Against that backdrop — and with cancer drug development reaching a fever pitch across the industry — Amgen has been working to quickly grow its oncology presence. The company recently received a thumbs up from regulators for its biosimilar to Roche AG's Avastin (bevacizumab). The Food and Drug Administration also green lit the supplemental Biologics License Application for the company's refractory acute lymphoblastic leukemia drug Blincyto (blinatumomab), changing it from an accelerated approval to a full approval.
Now, the big biotech is diving deeper into immuno-oncology.
"Our collaboration with CytomX leverages Amgen's development leadership in bispecifics and expands our immuno-oncology capabilities with an additional and complementary bispecific technology," Sean Harper, Amgen's head of R&D, said in an Oct. 3 statement. "EGFR is a particularly compelling target on which to employ the CytomX Probody platform given its potential to localize activity within tumors while limiting potential toxicity."
Meanwhile, CytomX inks another deal with an established drugmaker. The company already has collaborations in place with AbbVie Inc., Bristol and ImmunoGen Inc., among others, and relies on those agreements to keep revenues flowing.
"Substantially all of our revenue to date has been derived from our existing collaboration agreements, and a significant portion of our future revenue and cash resources is expected to be derived from these agreements or other similar agreements we may enter into in the future," CytomX said in its most recent quarterly filing.
In its latest deal, the small drugmaker has agreed to lead early development while Amgen handles later-stage clinical research and commercialization.
CytomX may fetch high single-digit to mid-double digit royalties on product sales from any of the undisclosed targets provided they make it to market. The company also gains rights to an undisclosed preclinical T-cell engaging bispecific program — from which Amgen is eligible to receive milestones and royalty payments should the program be commercialized.

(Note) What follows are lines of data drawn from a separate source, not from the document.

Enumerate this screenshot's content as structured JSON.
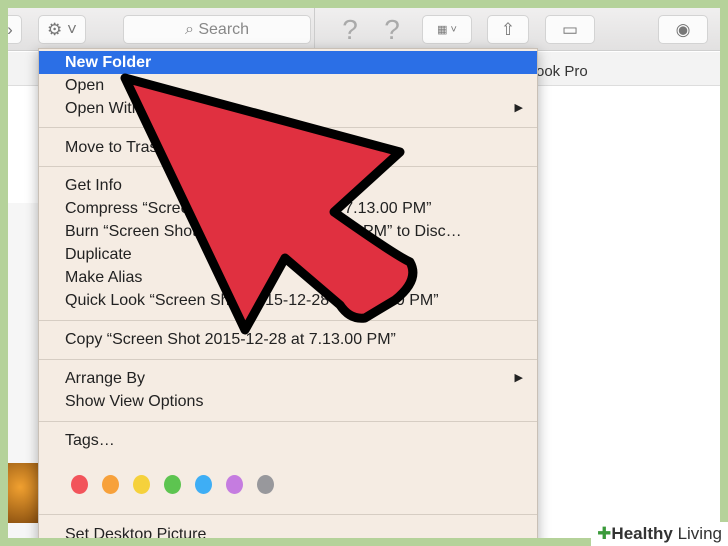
{
  "toolbar": {
    "search_placeholder": "Search",
    "help1": "?",
    "help2": "?"
  },
  "path_text": "ook Pro",
  "menu": {
    "items": [
      {
        "label": "New Folder"
      },
      {
        "label": "Open"
      },
      {
        "label": "Open With"
      },
      {
        "label": "Move to Trash"
      },
      {
        "label": "Get Info"
      },
      {
        "label": "Compress “Screen Shot 2015-12-28 at 7.13.00 PM”"
      },
      {
        "label": "Burn “Screen Shot 2015-12-28 at 7.13.00 PM” to Disc…"
      },
      {
        "label": "Duplicate"
      },
      {
        "label": "Make Alias"
      },
      {
        "label": "Quick Look “Screen Shot 2015-12-28 at 7.13.00 PM”"
      },
      {
        "label": "Copy “Screen Shot 2015-12-28 at 7.13.00 PM”"
      },
      {
        "label": "Arrange By"
      },
      {
        "label": "Show View Options"
      },
      {
        "label": "Tags…"
      },
      {
        "label": "Set Desktop Picture"
      }
    ],
    "tag_colors": [
      "#f2545b",
      "#f7a13b",
      "#f5d13c",
      "#5dc450",
      "#3eaef5",
      "#c57ce0",
      "#98989c"
    ]
  },
  "watermark": {
    "brand": "Healthy",
    "suffix": "Living"
  }
}
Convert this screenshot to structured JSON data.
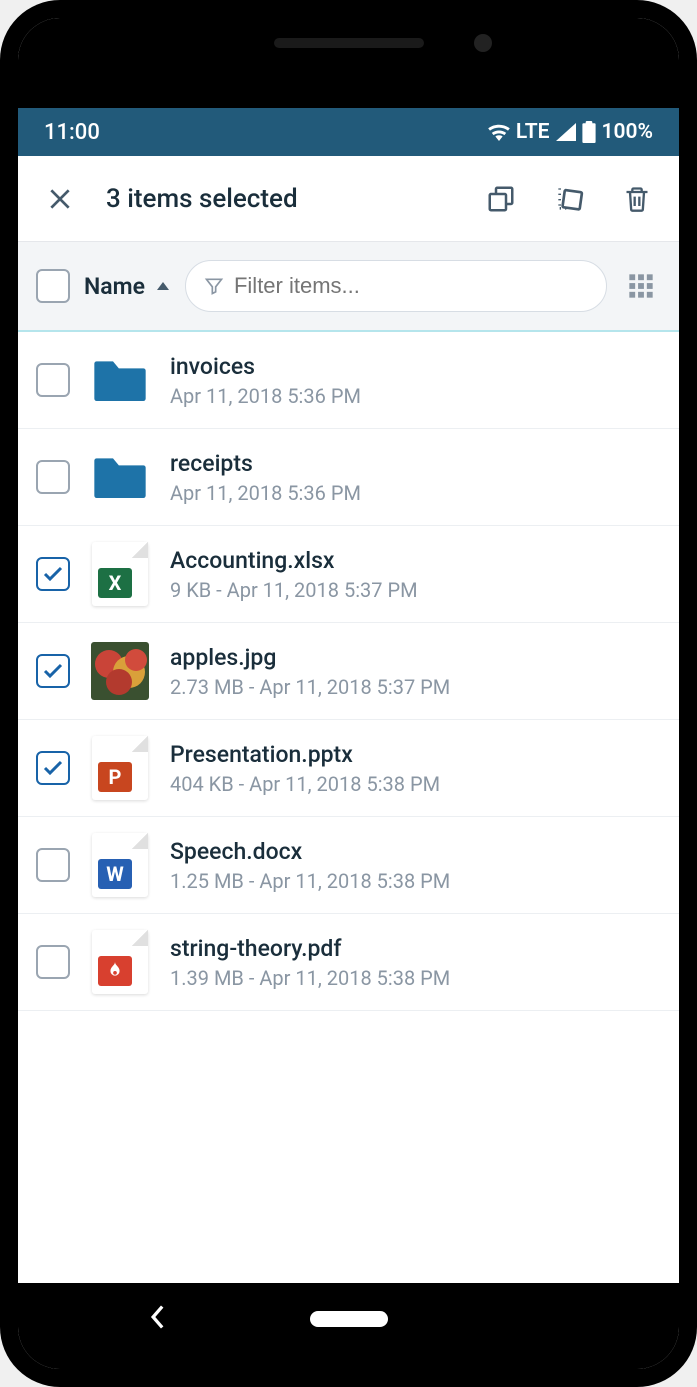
{
  "status": {
    "time": "11:00",
    "network": "LTE",
    "battery": "100%"
  },
  "appbar": {
    "title": "3 items selected"
  },
  "filter": {
    "sort_label": "Name",
    "placeholder": "Filter items..."
  },
  "files": [
    {
      "name": "invoices",
      "meta": "Apr 11, 2018 5:36 PM",
      "type": "folder",
      "checked": false
    },
    {
      "name": "receipts",
      "meta": "Apr 11, 2018 5:36 PM",
      "type": "folder",
      "checked": false
    },
    {
      "name": "Accounting.xlsx",
      "meta": "9 KB - Apr 11, 2018 5:37 PM",
      "type": "xlsx",
      "checked": true
    },
    {
      "name": "apples.jpg",
      "meta": "2.73 MB - Apr 11, 2018 5:37 PM",
      "type": "image",
      "checked": true
    },
    {
      "name": "Presentation.pptx",
      "meta": "404 KB - Apr 11, 2018 5:38 PM",
      "type": "pptx",
      "checked": true
    },
    {
      "name": "Speech.docx",
      "meta": "1.25 MB - Apr 11, 2018 5:38 PM",
      "type": "docx",
      "checked": false
    },
    {
      "name": "string-theory.pdf",
      "meta": "1.39 MB - Apr 11, 2018 5:38 PM",
      "type": "pdf",
      "checked": false
    }
  ],
  "icons": {
    "close": "close-icon",
    "copy": "copy-icon",
    "move": "move-icon",
    "delete": "trash-icon",
    "filter": "funnel-icon",
    "grid": "grid-view-icon",
    "sort_asc": "sort-asc-icon",
    "wifi": "wifi-icon",
    "signal": "signal-icon",
    "battery_full": "battery-full-icon"
  },
  "colors": {
    "status_bg": "#225a7a",
    "folder": "#1e73a8",
    "xlsx": "#1d7044",
    "pptx": "#c8461f",
    "docx": "#2760b3",
    "pdf": "#d8402f"
  }
}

Though Amgen stock remained relatively unphased by the news, CytomX shares opened at $24.34 apiece on Wednesday, up 28% from the prior day's close.